[PROBLEM TO SOLVE] Word for word, give the data again without its pictures.

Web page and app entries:
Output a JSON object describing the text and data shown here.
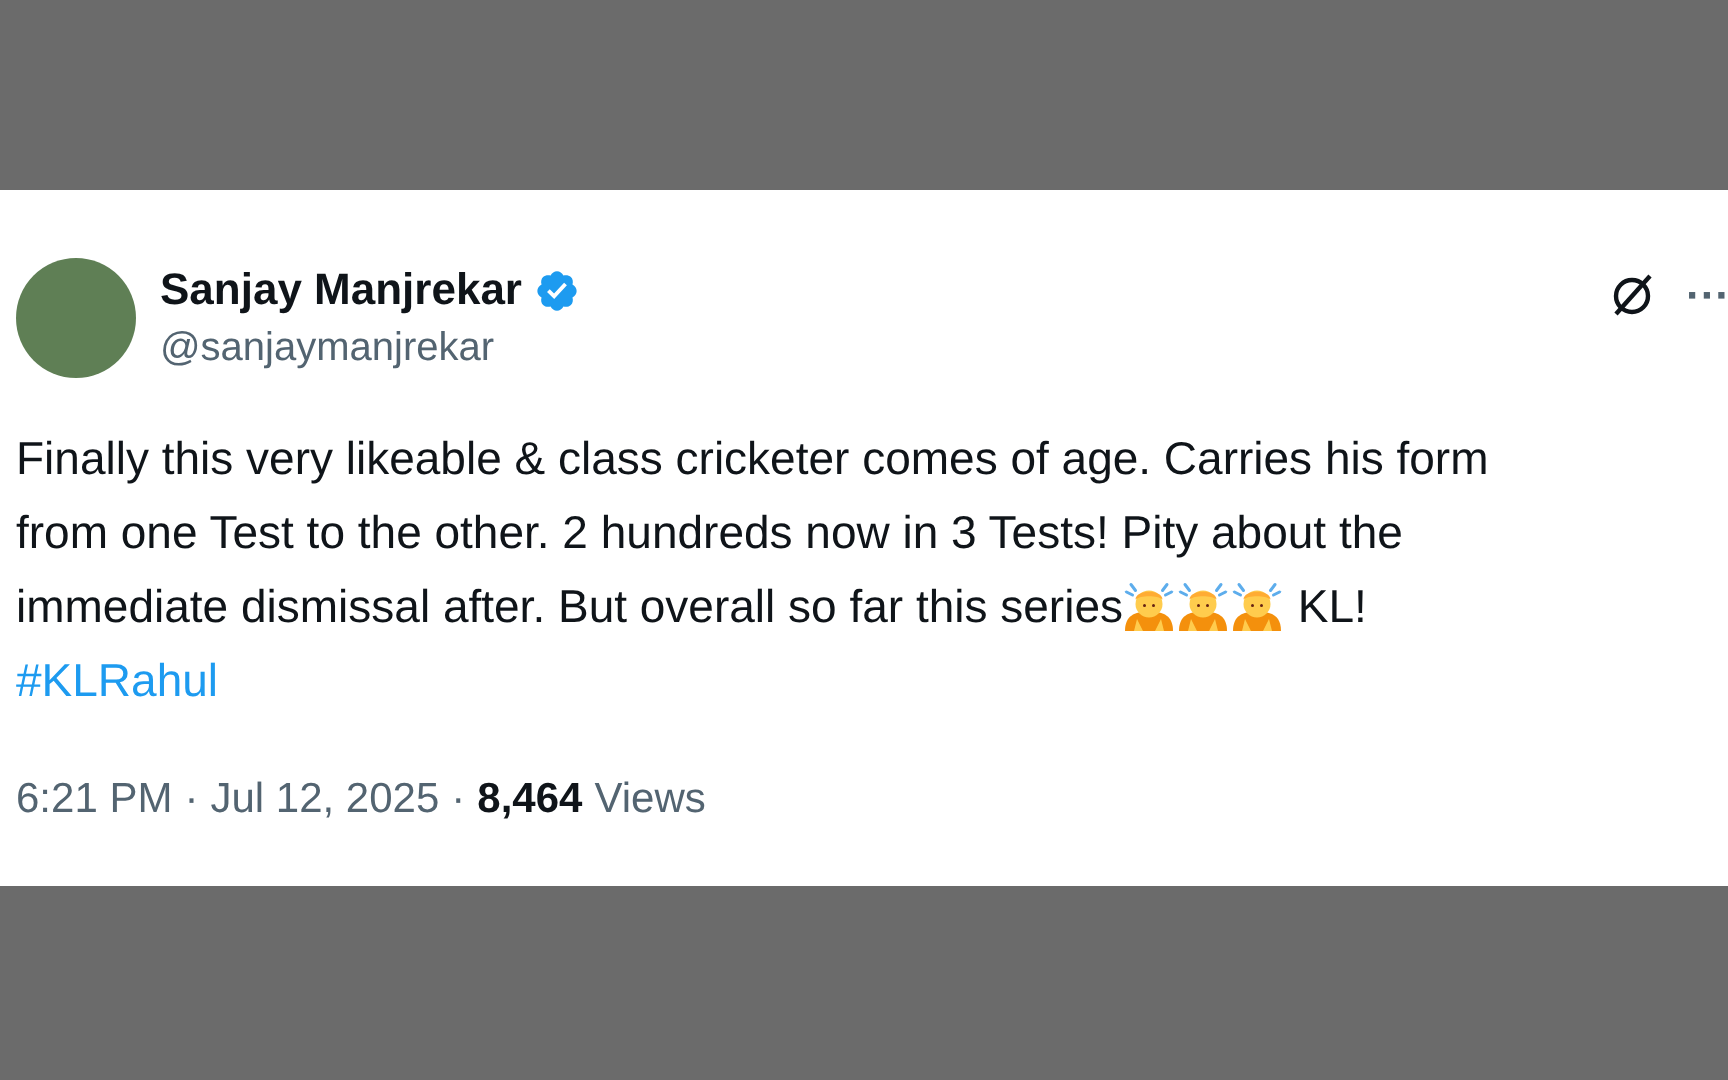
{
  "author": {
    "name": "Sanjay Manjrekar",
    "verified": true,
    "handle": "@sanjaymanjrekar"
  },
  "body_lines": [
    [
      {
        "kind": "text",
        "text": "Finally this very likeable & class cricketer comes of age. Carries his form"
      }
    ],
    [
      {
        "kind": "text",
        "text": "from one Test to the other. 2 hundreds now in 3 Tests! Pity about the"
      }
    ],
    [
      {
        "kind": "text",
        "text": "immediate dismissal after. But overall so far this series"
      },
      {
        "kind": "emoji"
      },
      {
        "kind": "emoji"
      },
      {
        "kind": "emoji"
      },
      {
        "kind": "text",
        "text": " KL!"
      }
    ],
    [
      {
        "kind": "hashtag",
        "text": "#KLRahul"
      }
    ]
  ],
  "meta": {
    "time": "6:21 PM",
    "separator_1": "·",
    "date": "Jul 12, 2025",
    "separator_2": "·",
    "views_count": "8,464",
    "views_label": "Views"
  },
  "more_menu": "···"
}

[OUTPUT BELOW]
Output a JSON object describing the text and data shown here.
{
  "author": {
    "name": "Sanjay Manjrekar",
    "verified": true,
    "handle": "@sanjaymanjrekar"
  },
  "body_lines": [
    [
      {
        "kind": "text",
        "text": "Finally this very likeable & class cricketer comes of age. Carries his form"
      }
    ],
    [
      {
        "kind": "text",
        "text": "from one Test to the other. 2 hundreds now in 3 Tests! Pity about the"
      }
    ],
    [
      {
        "kind": "text",
        "text": "immediate dismissal after. But overall so far this series"
      },
      {
        "kind": "emoji"
      },
      {
        "kind": "emoji"
      },
      {
        "kind": "emoji"
      },
      {
        "kind": "text",
        "text": " KL!"
      }
    ],
    [
      {
        "kind": "hashtag",
        "text": "#KLRahul"
      }
    ]
  ],
  "meta": {
    "time": "6:21 PM",
    "separator_1": "·",
    "date": "Jul 12, 2025",
    "separator_2": "·",
    "views_count": "8,464",
    "views_label": "Views"
  },
  "more_menu": "···"
}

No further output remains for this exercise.